Dr. Chemen Neal, an IU Health OB/GYN, wants to relieve some of the anxiety mothers-to-be and their families may be feeling during this stressful time, by letting them know, doctors are doing everything they can to keep mother and their babies safe.

"We're relying on our experiences with other respiratory illnesses like influenza and SARS," Dr. Neal said, of how she and others are taking care of pregnant women.

With such little data out there about COVID-19 and how it interacts with pregnant women, that's really all they can do at this point.

"In those respiratory illnesses, pregnant women are at higher risk for being hospitalized and having much more severe symptoms," Dr. Neal said.

It's hard to know how many women, who are pregnant, have COVID-19. However, we do know that at least nine women with the virus delivered babies who didn't have it, according to "The Lancet," a peer-reviewed medical journal.

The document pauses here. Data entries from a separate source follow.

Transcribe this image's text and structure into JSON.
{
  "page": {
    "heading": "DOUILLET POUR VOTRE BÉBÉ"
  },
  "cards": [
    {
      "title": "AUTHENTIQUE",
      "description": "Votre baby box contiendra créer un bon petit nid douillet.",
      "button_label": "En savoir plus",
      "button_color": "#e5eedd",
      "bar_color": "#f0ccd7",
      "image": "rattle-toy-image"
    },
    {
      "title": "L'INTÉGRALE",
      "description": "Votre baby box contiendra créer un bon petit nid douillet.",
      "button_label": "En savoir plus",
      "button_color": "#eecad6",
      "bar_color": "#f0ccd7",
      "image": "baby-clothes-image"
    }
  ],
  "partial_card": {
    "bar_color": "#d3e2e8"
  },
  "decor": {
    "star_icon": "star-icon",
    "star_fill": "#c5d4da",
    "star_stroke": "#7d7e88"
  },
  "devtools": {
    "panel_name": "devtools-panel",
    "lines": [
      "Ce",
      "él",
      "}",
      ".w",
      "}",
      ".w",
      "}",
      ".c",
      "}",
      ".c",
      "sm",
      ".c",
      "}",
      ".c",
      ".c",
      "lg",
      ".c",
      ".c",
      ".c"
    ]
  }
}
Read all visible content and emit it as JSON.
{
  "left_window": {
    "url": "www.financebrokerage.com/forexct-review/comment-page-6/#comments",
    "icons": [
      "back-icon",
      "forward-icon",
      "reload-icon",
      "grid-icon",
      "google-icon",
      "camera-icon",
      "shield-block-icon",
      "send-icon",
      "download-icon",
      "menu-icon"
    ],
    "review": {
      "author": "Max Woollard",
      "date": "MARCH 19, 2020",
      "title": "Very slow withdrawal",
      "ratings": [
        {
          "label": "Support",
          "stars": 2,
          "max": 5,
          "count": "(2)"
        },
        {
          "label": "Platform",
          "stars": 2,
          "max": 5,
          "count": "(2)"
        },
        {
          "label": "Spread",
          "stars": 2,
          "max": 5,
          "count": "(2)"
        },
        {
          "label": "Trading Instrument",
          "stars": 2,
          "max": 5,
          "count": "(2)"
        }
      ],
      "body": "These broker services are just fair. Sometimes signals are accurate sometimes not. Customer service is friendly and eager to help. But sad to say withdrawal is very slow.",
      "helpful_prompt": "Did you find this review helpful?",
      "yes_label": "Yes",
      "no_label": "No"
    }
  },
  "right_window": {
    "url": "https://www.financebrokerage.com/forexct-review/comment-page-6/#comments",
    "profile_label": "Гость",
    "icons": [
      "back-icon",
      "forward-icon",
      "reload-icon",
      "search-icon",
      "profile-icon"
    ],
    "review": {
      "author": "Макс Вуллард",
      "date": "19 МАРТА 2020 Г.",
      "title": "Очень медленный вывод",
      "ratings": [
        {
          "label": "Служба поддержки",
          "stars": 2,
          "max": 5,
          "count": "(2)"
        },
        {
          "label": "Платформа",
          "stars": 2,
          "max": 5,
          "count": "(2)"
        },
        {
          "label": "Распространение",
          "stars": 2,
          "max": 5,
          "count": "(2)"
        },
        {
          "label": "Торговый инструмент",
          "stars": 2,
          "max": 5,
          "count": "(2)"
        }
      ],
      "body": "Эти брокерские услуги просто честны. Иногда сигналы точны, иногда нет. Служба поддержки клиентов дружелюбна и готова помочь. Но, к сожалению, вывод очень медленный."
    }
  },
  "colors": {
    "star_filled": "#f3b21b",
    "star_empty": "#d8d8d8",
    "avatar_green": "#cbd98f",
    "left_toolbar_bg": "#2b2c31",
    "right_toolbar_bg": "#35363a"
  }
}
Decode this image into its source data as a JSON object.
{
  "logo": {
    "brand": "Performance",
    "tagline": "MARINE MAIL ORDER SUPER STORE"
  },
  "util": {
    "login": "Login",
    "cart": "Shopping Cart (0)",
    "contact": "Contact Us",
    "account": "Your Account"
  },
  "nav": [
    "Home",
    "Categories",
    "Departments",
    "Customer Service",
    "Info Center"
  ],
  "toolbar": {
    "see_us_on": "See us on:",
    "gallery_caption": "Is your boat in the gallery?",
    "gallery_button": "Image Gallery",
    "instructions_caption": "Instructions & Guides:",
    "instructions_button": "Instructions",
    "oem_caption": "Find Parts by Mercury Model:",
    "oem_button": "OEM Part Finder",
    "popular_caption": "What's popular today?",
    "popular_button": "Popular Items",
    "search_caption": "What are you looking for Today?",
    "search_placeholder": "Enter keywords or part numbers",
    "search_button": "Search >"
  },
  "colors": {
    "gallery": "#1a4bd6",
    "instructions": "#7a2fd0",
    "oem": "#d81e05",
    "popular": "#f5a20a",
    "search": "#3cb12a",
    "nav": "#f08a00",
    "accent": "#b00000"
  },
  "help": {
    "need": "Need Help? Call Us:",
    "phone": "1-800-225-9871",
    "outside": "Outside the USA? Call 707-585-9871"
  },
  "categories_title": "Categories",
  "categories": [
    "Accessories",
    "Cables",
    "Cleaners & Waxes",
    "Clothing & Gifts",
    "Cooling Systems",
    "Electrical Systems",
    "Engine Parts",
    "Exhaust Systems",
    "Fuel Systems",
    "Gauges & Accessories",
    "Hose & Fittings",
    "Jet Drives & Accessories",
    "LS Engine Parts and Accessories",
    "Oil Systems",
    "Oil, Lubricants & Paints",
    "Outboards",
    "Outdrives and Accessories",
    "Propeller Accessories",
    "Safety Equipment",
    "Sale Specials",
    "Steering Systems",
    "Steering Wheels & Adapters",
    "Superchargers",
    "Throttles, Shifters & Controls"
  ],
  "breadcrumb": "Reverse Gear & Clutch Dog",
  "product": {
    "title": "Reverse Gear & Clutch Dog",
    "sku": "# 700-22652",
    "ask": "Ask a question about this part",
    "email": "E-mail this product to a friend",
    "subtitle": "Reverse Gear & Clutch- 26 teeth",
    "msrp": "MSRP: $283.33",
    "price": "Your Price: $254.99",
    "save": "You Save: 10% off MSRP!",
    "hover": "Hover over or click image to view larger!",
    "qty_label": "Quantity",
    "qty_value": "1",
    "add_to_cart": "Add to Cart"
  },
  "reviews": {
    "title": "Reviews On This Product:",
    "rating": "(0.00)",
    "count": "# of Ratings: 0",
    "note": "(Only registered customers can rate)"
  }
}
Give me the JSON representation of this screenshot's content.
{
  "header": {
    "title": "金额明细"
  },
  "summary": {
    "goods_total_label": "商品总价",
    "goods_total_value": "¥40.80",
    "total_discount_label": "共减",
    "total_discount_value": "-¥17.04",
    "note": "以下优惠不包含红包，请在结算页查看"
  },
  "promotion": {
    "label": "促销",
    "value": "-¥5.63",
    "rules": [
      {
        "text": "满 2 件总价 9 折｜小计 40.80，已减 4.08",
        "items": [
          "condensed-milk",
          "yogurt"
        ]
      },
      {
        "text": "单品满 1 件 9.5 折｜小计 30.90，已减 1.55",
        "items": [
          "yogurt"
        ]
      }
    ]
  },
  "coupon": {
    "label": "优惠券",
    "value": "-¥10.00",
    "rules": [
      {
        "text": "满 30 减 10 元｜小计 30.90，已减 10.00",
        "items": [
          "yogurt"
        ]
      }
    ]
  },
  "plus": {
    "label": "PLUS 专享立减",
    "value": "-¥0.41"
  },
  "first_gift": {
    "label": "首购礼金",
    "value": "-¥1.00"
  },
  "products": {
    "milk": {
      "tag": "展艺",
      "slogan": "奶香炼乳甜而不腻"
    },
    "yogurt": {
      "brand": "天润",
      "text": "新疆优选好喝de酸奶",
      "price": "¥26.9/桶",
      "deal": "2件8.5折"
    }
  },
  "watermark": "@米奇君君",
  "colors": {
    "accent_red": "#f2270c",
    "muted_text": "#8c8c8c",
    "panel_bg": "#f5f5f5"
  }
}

In the last several days, reports from London have come that a newborn baby tested positive for the virus. But, they're still trying to figure out if the mom gave it to the baby or if they got it during or after delivery.

Dr. Neal says there are a lot of unknowns, and it will be that way for a while.

"The pregnancies that we have experience with now ... were exposed very late in their pregnancy ... we don't know if there will be a difference of exposure early on in the pregnancy versus exposure later in the pregnancy," Dr. Neal said. "And that's something that's going to take a very long time to figure out."

That's why they're classifying pregnant women in the same risk group as those who are elderly.

"We're evaluating if they're stable," Dr. Neal said. "We really have a low threshold for any kind of intervention or hospitalization if they have a lot of significant respiratory symptoms."

The guidance for pregnant women will continue to evolve as we learn more about the COVID-19 virus, so you're encouraged to talk to your doctor and ask any questions you have to keep you and your baby safe.

Dr. Neal also informed us that there is no evidence that breastmilk can pass the coronavirus to babies. But, if you, as a mom, suspect you have COVID-19, another caregiver needs to feed and take care of the child.